Residents voice concerns on 32-unit housing plan
WESTPORT — Despite plans calling for housing in a more commercialized section of town, some Westporters were not happy when presented with a proposed 32-unit development at Post Road East.
The Planning and Zoning Commission reviewed a text amendment change at its meeting Thursday night that could allow for a rental housing development at the former Roger’s Septic Tank property.
The amendmemt, filed by 1480 PRE Associates, LLC, looks to allow greater density at the lot to accommodate two-family and multifamily dwellings, six of which would be affordable housing units.
The applicant’s attorney Christopher Smith said the town’s plan of conservation and development calls for diverse housing options,as well as protecting existing neighborhoods.
“This proposed text amendment would achieve just that,” Smith said.
Planning and Zoning Director Mary Young noted housing is needed in Westport.
“We could use more affordable housing in town, and if this helps brings it to us I recommend you give it a consideration,” Young told the commission.
However, several residents raised concerns about the new proposal. Dan Katz, a Compo Road South resident, said the town has worked hard to get relief from 8-30g applications.
“Please let us not have to build so many units that negatively impact our town, impact the police, the beaches, the schools, the fire department and the roads,” he said.
Westport received a four-year moratorium on 8-30g applications on March 15. In towns without a moratorium, any 8-30g application brought before the town’s zoning board can skirt local building regulations and only be denied on traffic, safety or environmental grounds.
Matthew Elwood, an Elmwood Road resident, said he attended hoping he would hear something positive in the application’s proposal.
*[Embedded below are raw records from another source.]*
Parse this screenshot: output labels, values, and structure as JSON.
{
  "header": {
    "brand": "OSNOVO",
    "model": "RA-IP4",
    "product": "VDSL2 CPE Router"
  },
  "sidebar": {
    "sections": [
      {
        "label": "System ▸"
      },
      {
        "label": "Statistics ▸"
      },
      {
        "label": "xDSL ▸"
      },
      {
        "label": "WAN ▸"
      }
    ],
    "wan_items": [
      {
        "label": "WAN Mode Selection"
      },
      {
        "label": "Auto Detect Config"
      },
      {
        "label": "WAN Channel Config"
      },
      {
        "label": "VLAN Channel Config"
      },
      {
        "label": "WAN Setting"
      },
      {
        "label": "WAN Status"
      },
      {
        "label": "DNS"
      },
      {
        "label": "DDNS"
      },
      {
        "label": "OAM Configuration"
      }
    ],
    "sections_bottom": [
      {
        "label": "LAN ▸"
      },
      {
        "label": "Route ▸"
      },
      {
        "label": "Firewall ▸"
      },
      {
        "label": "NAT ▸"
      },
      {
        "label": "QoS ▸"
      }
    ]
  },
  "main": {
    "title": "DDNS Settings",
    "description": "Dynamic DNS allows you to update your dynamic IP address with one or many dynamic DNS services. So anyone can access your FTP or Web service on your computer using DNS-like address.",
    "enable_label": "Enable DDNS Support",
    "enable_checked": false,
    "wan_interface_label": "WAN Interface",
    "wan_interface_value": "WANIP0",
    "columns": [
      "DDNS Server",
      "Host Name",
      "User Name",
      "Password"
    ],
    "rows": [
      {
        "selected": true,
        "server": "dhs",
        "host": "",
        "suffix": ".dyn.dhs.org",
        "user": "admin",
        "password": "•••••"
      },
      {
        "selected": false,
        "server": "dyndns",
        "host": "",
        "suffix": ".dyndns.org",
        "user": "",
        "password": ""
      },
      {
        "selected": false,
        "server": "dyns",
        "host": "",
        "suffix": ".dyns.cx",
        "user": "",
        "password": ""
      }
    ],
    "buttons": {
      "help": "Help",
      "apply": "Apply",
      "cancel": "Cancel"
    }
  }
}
“I think it’s safe to say this is not in the interest of us who live in Westport,” Elwood said.
Peter Gold, a Representative Town Meeting member, said the text amendment could affect other possible sites.
“You guys have an obligation to think of the town as a whole, not a specific site,” Gold said.
Commissioner Chip Stephens said he was concerned about a loss of commercial activity with the proposed amendment. He also asked the applicant to show how this amendment could be harmful to the town upon their return.
“We’re worried this type of development does not return the tax base that you get with individually owned houses,” he said.
The public hearing for the amendment and site plan was continued to the commission’s next meeting.
Hotel under review
The commission also gave a pre-application review of a plan to bring a new hotel option to town.
The text amendment proposal, filed by 1 Burr Road LLC, could potentially turn the Westport Rehabilitation Complex into a high-end hotel.
The applicant’s attorney, Leonard Braman, said the property owned by the LLC is currently in need of refurbishment.
“The building is aging and the owner has been searching for alternative uses of the property that could help beautify the building and enhance the neighborhood,” he said, adding that switching the property’s function to a high-end hotel could fulfull an unmet need in Westport.
Currently the Westport Inn is the only hotel in town. Braman said the proposed hotel could also help bring patrons to downtown Westport.
“We don’t envision having a restaurant at the hotel,” he said. “Therefore guests would be more likely to patronize local restaurants.”
He added they have proposed a text amendment change because the property is located in a RORD-1 zone, which prohibits hotels.
The commission could use various methods to limit the scope of the text amendment, Braman said. One method he provided was narrowing the text amend to only adaptive re-use applications.
“There’s a lot of flexibility when you get into the details of the text to make sure there isn’t unintended consequences,” he said.
Many commissioners said they saw the benefit of a hotel service, but were very concerned about parking. They also voiced concerns for neighbors to the property.
“It’s a sensitive area. Anything new needs to be thoroughly vetted and thought out,” Planning and Zoning Chairman Paul Lebowitz said, but added he didn’t see a problem with a hotel in a RORD-1 zone if the proper precautions are taken.
“It’s something that’s controllable if written well and eliminates any unintended consequences,” Lebowitz said.
The commission’s next meeting is on June 13.